The policy changes, civil liberties advocates say, also raise concerns about the guidelines under which border officers may share data copied from laptops and cell phones with other agencies and the types of questions they are allowed to ask U.S. citizens.
In July, the Department of Homeland Security disclosed policies that showed that federal agents may copy books, documents, and the data on electronic devices without suspecting a traveler of wrongdoing.
But what the department did not disclose was that since 1986 and until last year, the government generally required a higher standard: Federal agents needed probable cause that a law was being broken before they could copy material a traveler was bringing into the country.
“For 20 years the government has at least implicitly recognized there were some First Amendment restrictions on reading and copying documents,” said Shirin Sinnar, a staff attorney with the Asian Law Caucus, which along with the Electronic Frontier Foundation sued the government under the Freedom of Information Act for disclosure of border search policies.

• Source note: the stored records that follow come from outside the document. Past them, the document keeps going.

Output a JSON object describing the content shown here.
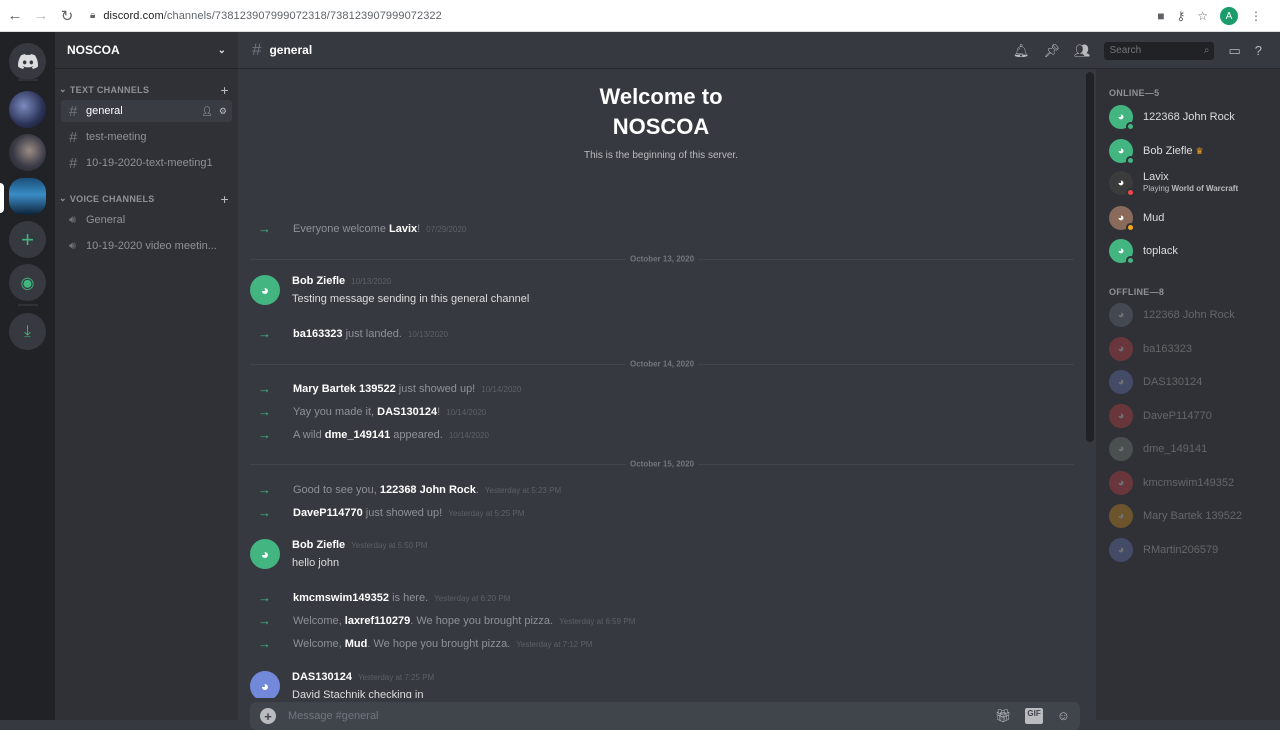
{
  "browser": {
    "url_host": "discord.com",
    "url_path": "/channels/738123907999072318/738123907999072322",
    "profile_initial": "A"
  },
  "server": {
    "name": "NOSCOA",
    "text_category": "TEXT CHANNELS",
    "voice_category": "VOICE CHANNELS",
    "text_channels": [
      "general",
      "test-meeting",
      "10-19-2020-text-meeting1"
    ],
    "voice_channels": [
      "General",
      "10-19-2020 video meetin..."
    ]
  },
  "channel": {
    "name": "general",
    "search_placeholder": "Search",
    "welcome_title": "Welcome to NOSCOA",
    "welcome_sub": "This is the beginning of this server.",
    "composer_placeholder": "Message #general",
    "gif_label": "GIF"
  },
  "messages": {
    "s1": {
      "pre": "Everyone welcome ",
      "name": "Lavix",
      "post": "!",
      "ts": "07/29/2020"
    },
    "d1": "October 13, 2020",
    "m1": {
      "author": "Bob Ziefle",
      "ts": "10/13/2020",
      "text": "Testing message sending in this general channel"
    },
    "s2": {
      "name": "ba163323",
      "post": " just landed.",
      "ts": "10/13/2020"
    },
    "d2": "October 14, 2020",
    "s3": {
      "name": "Mary Bartek 139522",
      "post": " just showed up!",
      "ts": "10/14/2020"
    },
    "s4": {
      "pre": "Yay you made it, ",
      "name": "DAS130124",
      "post": "!",
      "ts": "10/14/2020"
    },
    "s5": {
      "pre": "A wild ",
      "name": "dme_149141",
      "post": " appeared.",
      "ts": "10/14/2020"
    },
    "d3": "October 15, 2020",
    "s6": {
      "pre": "Good to see you, ",
      "name": "122368 John Rock",
      "post": ".",
      "ts": "Yesterday at 5:23 PM"
    },
    "s7": {
      "name": "DaveP114770",
      "post": " just showed up!",
      "ts": "Yesterday at 5:25 PM"
    },
    "m2": {
      "author": "Bob Ziefle",
      "ts": "Yesterday at 5:50 PM",
      "text": "hello john"
    },
    "s8": {
      "name": "kmcmswim149352",
      "post": " is here.",
      "ts": "Yesterday at 6:20 PM"
    },
    "s9": {
      "pre": "Welcome, ",
      "name": "laxref110279",
      "post": ". We hope you brought pizza.",
      "ts": "Yesterday at 6:59 PM"
    },
    "s10": {
      "pre": "Welcome, ",
      "name": "Mud",
      "post": ". We hope you brought pizza.",
      "ts": "Yesterday at 7:12 PM"
    },
    "m3": {
      "author": "DAS130124",
      "ts": "Yesterday at 7:25 PM",
      "text": "David Stachnik checking in"
    }
  },
  "members": {
    "online_header": "ONLINE—5",
    "offline_header": "OFFLINE—8",
    "online": [
      {
        "name": "122368 John Rock"
      },
      {
        "name": "Bob Ziefle"
      },
      {
        "name": "Lavix",
        "activity_pre": "Playing ",
        "activity": "World of Warcraft"
      },
      {
        "name": "Mud"
      },
      {
        "name": "toplack"
      }
    ],
    "offline": [
      "122368 John Rock",
      "ba163323",
      "DAS130124",
      "DaveP114770",
      "dme_149141",
      "kmcmswim149352",
      "Mary Bartek 139522",
      "RMartin206579"
    ]
  },
  "colors": {
    "green": "#43b581",
    "blurple": "#7289da",
    "red": "#f04747",
    "orange": "#faa61a"
  }
}
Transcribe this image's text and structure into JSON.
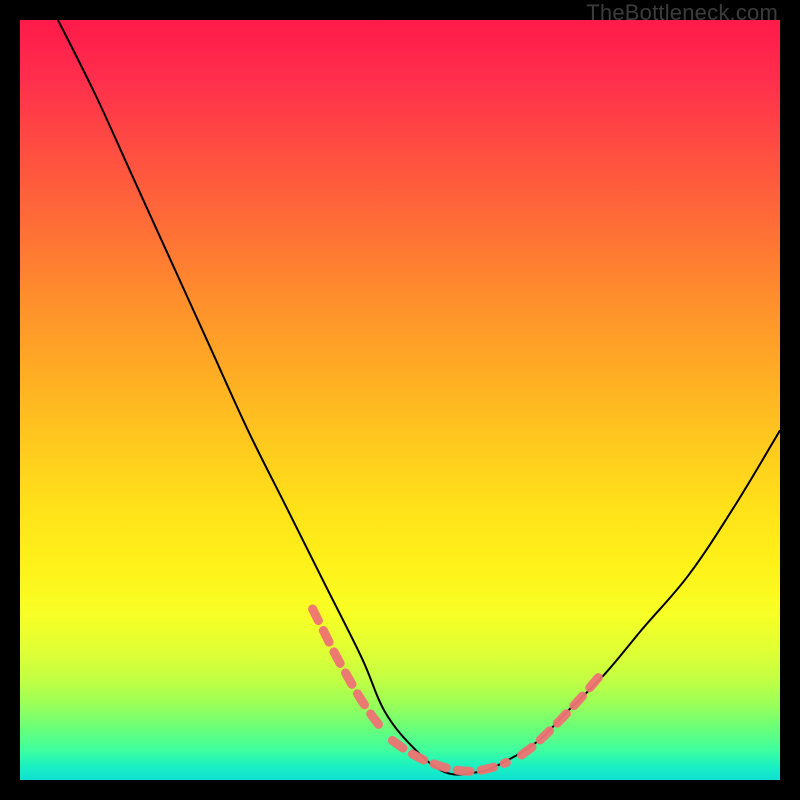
{
  "watermark": "TheBottleneck.com",
  "chart_data": {
    "type": "line",
    "title": "",
    "xlabel": "",
    "ylabel": "",
    "xlim": [
      0,
      100
    ],
    "ylim": [
      0,
      100
    ],
    "grid": false,
    "legend": false,
    "series": [
      {
        "name": "curve",
        "color": "#000000",
        "x": [
          5,
          10,
          15,
          20,
          25,
          30,
          35,
          40,
          45,
          48,
          52,
          56,
          60,
          63,
          68,
          72,
          77,
          82,
          88,
          94,
          100
        ],
        "y": [
          100,
          90,
          79,
          68,
          57,
          46,
          36,
          26,
          16,
          9,
          4,
          1,
          1,
          2,
          5,
          9,
          14,
          20,
          27,
          36,
          46
        ]
      }
    ],
    "highlight_segments": [
      {
        "x": [
          38.5,
          40.0,
          41.5,
          43.0,
          44.5,
          46.0,
          47.5
        ],
        "y": [
          22.5,
          19.5,
          16.5,
          13.8,
          11.2,
          8.9,
          6.9
        ]
      },
      {
        "x": [
          49.0,
          51.0,
          53.0,
          54.8,
          56.5,
          58.2,
          60.0,
          62.0,
          64.0
        ],
        "y": [
          5.2,
          3.8,
          2.7,
          2.0,
          1.5,
          1.2,
          1.2,
          1.6,
          2.3
        ]
      },
      {
        "x": [
          66.0,
          67.7,
          69.4,
          71.1,
          72.8,
          74.5,
          76.2
        ],
        "y": [
          3.3,
          4.6,
          6.2,
          7.9,
          9.7,
          11.6,
          13.6
        ]
      }
    ],
    "highlight_color": "#ee7373",
    "curve_width": 2,
    "highlight_width": 9
  }
}
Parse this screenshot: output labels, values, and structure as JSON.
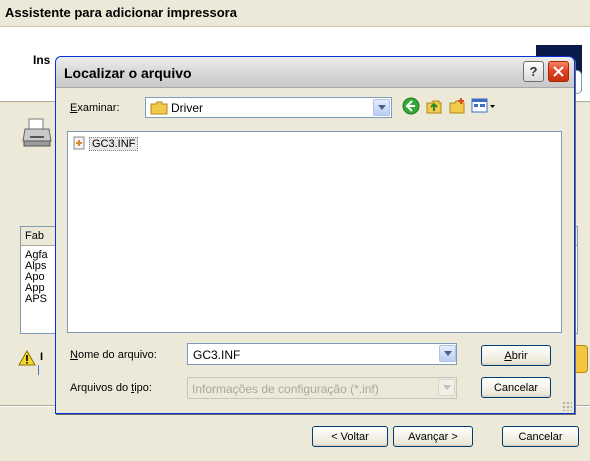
{
  "wizard": {
    "title": "Assistente para adicionar impressora",
    "heading": "Ins",
    "list_header": "Fab",
    "list_items": [
      "Agfa",
      "Alps",
      "Apo",
      "App",
      "APS"
    ],
    "warning_text": "I",
    "buttons": {
      "back": "< Voltar",
      "next": "Avançar >",
      "cancel": "Cancelar"
    }
  },
  "dialog": {
    "title": "Localizar o arquivo",
    "help_label": "?",
    "close_label": "✕",
    "lookin_label": "Examinar:",
    "lookin_value": "Driver",
    "files": [
      {
        "name": "GC3.INF",
        "icon": "inf-file-icon"
      }
    ],
    "filename_label": "Nome do arquivo:",
    "filename_value": "GC3.INF",
    "filetype_label": "Arquivos do tipo:",
    "filetype_value": "Informações de configuração (*.inf)",
    "open_label": "Abrir",
    "cancel_label": "Cancelar"
  },
  "colors": {
    "folder": "#f3c94b",
    "back_arrow": "#36a836",
    "accent_border": "#0831d9",
    "close_red": "#e0401e"
  }
}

Homeland Security spokeswoman Amy Kudwa said the changes reflect “the realities of the post-9/11 environment, the agency's expanded mission and legal authorities, and developments in the law.”